“Hear the Beep Where You Sleep: Every Bedroom Needs a Working Smoke Alarm”
Every bedroom needs a working smoke alarm. If you didn’t know that, you’re not alone. An online questionnaire distributed by the National Fire Protection Association (NFPA) showed that less than half (42 percent) of approximately 36,000 respondents did not know that a smoke alarm should be installed in each bedroom of the home.
In an effort to better educate the public about this “sleepy” smoke alarm requirement, NFPA – the official sponsor of Fire Prevention Week for more than 90 years – today announced “Hear the Beep Where You Sleep: Every Bedroom Needs a Working Smoke Alarm” as the theme for this year’s Fire Prevention Week campaign, October 4-10, 2015. NFPA 72, National Fire Alarm Code®, requires a smoke alarm in every bedroom, outside each sleeping area and on every level of the home.

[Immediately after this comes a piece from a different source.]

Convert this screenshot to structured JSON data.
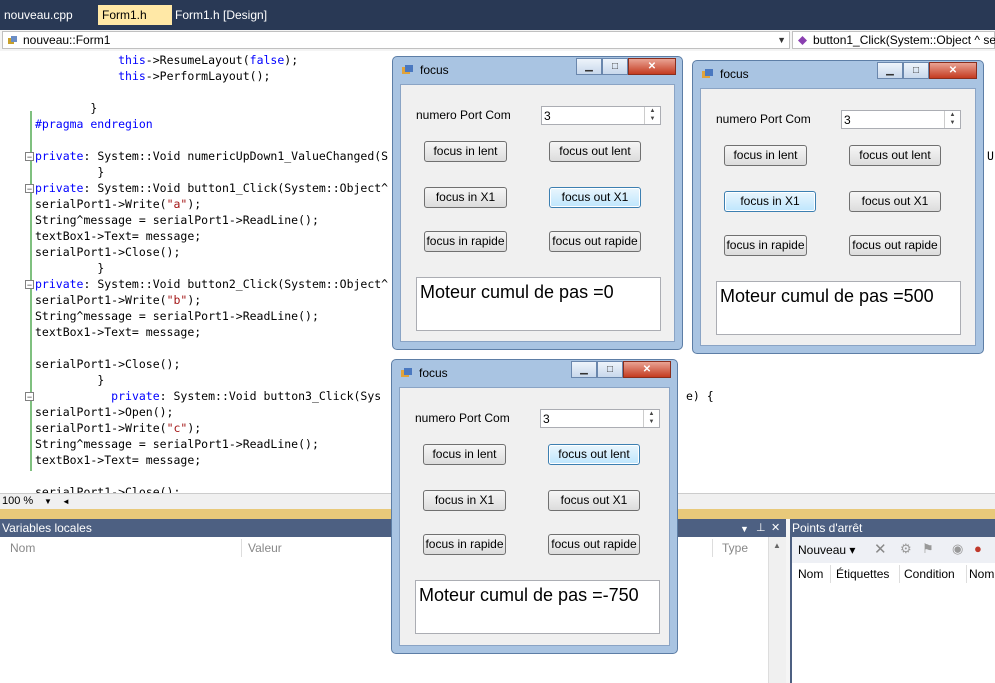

“While we’ve long suspected that many people don’t know they need a smoke alarm in each bedroom, the questionnaire we posted last year confirmed those suspicions,” said Lorraine Carli, NFPA’s vice president of Outreach and Advocacy. “Fire Prevention Week presents the perfect opportunity to better educate the public about this potentially life-saving message.”
According to NFPA statistics, half of all U.S. home fire deaths occur at night between the hours of 11:00 pm and 7:00 am, when people are most likely to be sleeping. Having a working smoke alarm in the home cuts the risk of dying in a fire in half. These facts underscore the extreme importance of having working smoke alarms in all bedrooms.
“Because fires can happen when people are sleeping, having working smoke alarms in bedrooms is a critical element of home fire safety,” said Carli, who notes that three out of every five U.S. home fire deaths resulted from fires in homes with no smoke alarms or no working smoke alarms. “Smoke alarms can make the difference between life and death in a fire by alerting people in time to escape safely, but they need to be installed in all the required locations, including all bedrooms, and they need to be working.”